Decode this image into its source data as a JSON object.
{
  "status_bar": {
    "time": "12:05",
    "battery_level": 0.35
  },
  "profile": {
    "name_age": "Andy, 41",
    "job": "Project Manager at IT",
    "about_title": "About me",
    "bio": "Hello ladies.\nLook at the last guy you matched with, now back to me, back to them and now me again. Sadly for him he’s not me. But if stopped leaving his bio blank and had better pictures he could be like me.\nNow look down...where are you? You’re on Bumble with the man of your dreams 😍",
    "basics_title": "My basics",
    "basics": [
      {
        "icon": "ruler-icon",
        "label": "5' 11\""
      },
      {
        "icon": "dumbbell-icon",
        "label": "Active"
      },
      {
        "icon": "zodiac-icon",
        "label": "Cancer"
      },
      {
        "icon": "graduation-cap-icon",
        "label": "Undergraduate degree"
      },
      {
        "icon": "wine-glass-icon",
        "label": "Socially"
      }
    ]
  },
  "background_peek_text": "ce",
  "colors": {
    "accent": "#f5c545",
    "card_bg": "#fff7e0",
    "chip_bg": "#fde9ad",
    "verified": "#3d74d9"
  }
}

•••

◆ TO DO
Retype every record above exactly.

◆ RESULT
Decode this image into its source data as a JSON object.
{
  "status_bar": {
    "time": "12:05",
    "battery_level": 0.35
  },
  "profile": {
    "name_age": "Andy, 41",
    "job": "Project Manager at IT",
    "about_title": "About me",
    "bio": "Hello ladies.\nLook at the last guy you matched with, now back to me, back to them and now me again. Sadly for him he’s not me. But if stopped leaving his bio blank and had better pictures he could be like me.\nNow look down...where are you? You’re on Bumble with the man of your dreams 😍",
    "basics_title": "My basics",
    "basics": [
      {
        "icon": "ruler-icon",
        "label": "5' 11\""
      },
      {
        "icon": "dumbbell-icon",
        "label": "Active"
      },
      {
        "icon": "zodiac-icon",
        "label": "Cancer"
      },
      {
        "icon": "graduation-cap-icon",
        "label": "Undergraduate degree"
      },
      {
        "icon": "wine-glass-icon",
        "label": "Socially"
      }
    ]
  },
  "background_peek_text": "ce",
  "colors": {
    "accent": "#f5c545",
    "card_bg": "#fff7e0",
    "chip_bg": "#fde9ad",
    "verified": "#3d74d9"
  }
}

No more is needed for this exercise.